It seems impossible not to feel the weight of history in Rwanda, the land of a thousand hills.
Terrible things happen. The world keeps turning. People recover. I know but still I kept thinking, Really?! and WTF?!
Kigali is a beautiful place nestled between hills. It is safe to drink water from the tap and to walk around alone at night. There is no litter and seems to be no rage, even with more than 1,200 participants being in town for the World Economic Forum on Africa.
On a busy Friday night at the Hotel Milles Collines, Hotel Rwanda from the movie, as the significantly local crowd are so absorbed that they seem to be part of the music, I couldn’t help looking up to the roof and thinking of the story of a mother preparing for the possibility that she might have to take her children’s hands and jump because “a machete is no way to die”.
Yet this place feels much less broken than Johannesburg.
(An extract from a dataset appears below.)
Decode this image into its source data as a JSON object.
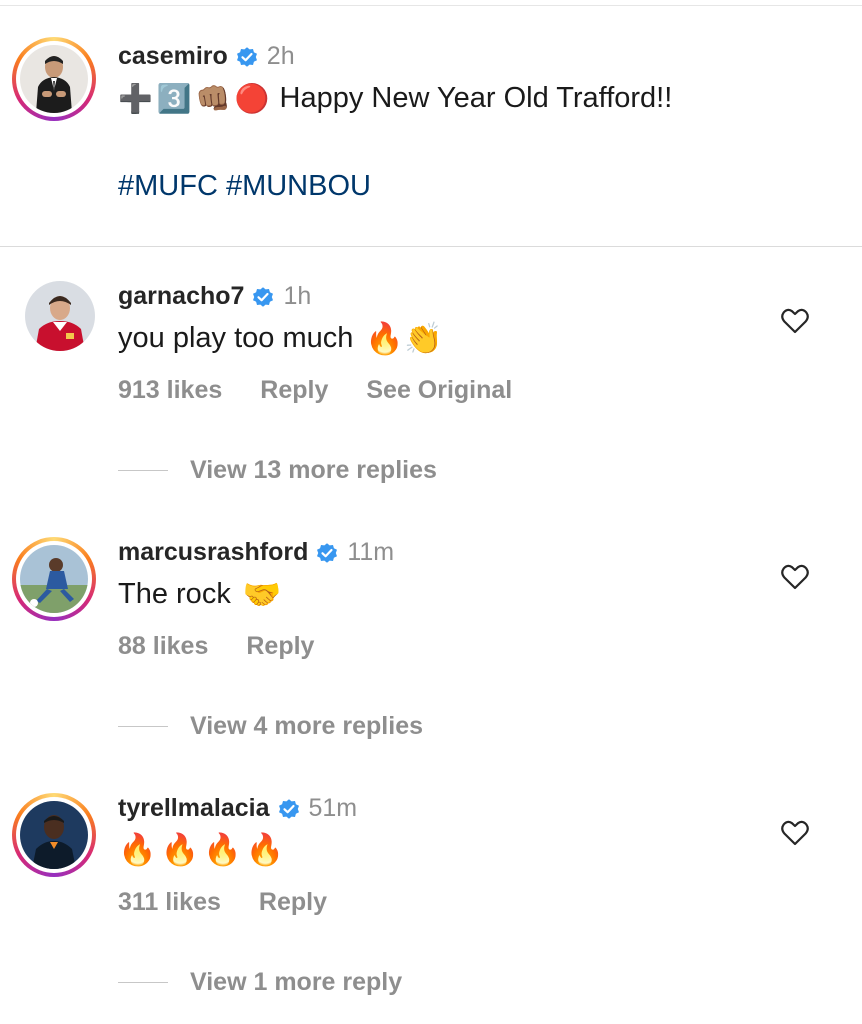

It seems vulgar to say this in a continent where many people go to bed hungry every day but the culinary experience in Kigali was a big let down.
Starting with a cocktail waiter a high-class hotel in town who had never heard of a Bloody Mary to prawn canapes that seemed to have made the long journey from the coast on foot, I was left longing for the feast of flavours, textures and stories that normally go with food in Africa.
Left, a vendor cooks goat kebabs on the street in downtown Kigali, a rare opportuntiy to eat as locals do.
Psssst: I didn’t make it here but heard from more than one person that a place called Carwash (braai, shishi nyama, nyama choma, barbecue) is a good place to feast on local food and good vibes
Early impressions …
Arriving for the World Economic Forum’s 2016 African meetings, which are being held in the Rwandan capital from May 11-13, it is hard not to compare the experience with Davos in Switzerland, where WEF’s main annual meeting is held every January.
Rolling green hills as far as the eye can see replace a snowy wonderland. The managed calm of Switzerland is replaced by a lovely, though quite contained, chaos on the streets of Kigali, with motorbike taxis dominating the scene.
The green hills, which almost encroach on the city from all sides, create the opposite of a claustrophobic city vibe, but a multitude of cranes is evidence of a city that is on the way up.
I am not surprised, but happy nonetheless, to report that Rwanda’s much-talked-about investment in ICT infrastructure is immediately obvious. I was still waiting in a queue to get a visa at Kigali airport (another innovation of this incredibly forward-thinking government is that visas are easy to get, even for fellow Africans, which is not the norm) when my phone came to life drawing my attention to free wifi connections available. A few clicks and I was hooked into the worldwide web.
I had spent an hour and a half in transit in Nairobi’s Jomo Kenyatta International Airport earlier in the day, which had caused me to slightly lower my expectations about wifi. The signal in Nairobi’s airport, going as “very strong” most of the time, gave me no joy at all for the hour I tried the entry level test of sending whatsApp messages.
Being plugged into the world as soon as I landed at Kigali airport was reassuring. Good internet connectivity and wide access is an essential in today’s modern city, especially one hosting the WEF Africa meeting being held under the theme Connecting Africa’s Resources through Digital Transformation. Leaders from government, business, civil society, academia, media and the arts will take part in discussions exploring Africa’s prospects and priorities as the world enters the Fourth Industrial Revolution.
Discussions in Kigali will take up where the WEF’s annual Davos meeting in January, themed Mastering the Fourth Industrial Revolution, left off. According to WEF, the Africa meeting will seek to identify priorities and actions for Africa’s leaders as they look to build economies that are able to flourish in the increasingly digital, convergent marketplaces of tomorrow.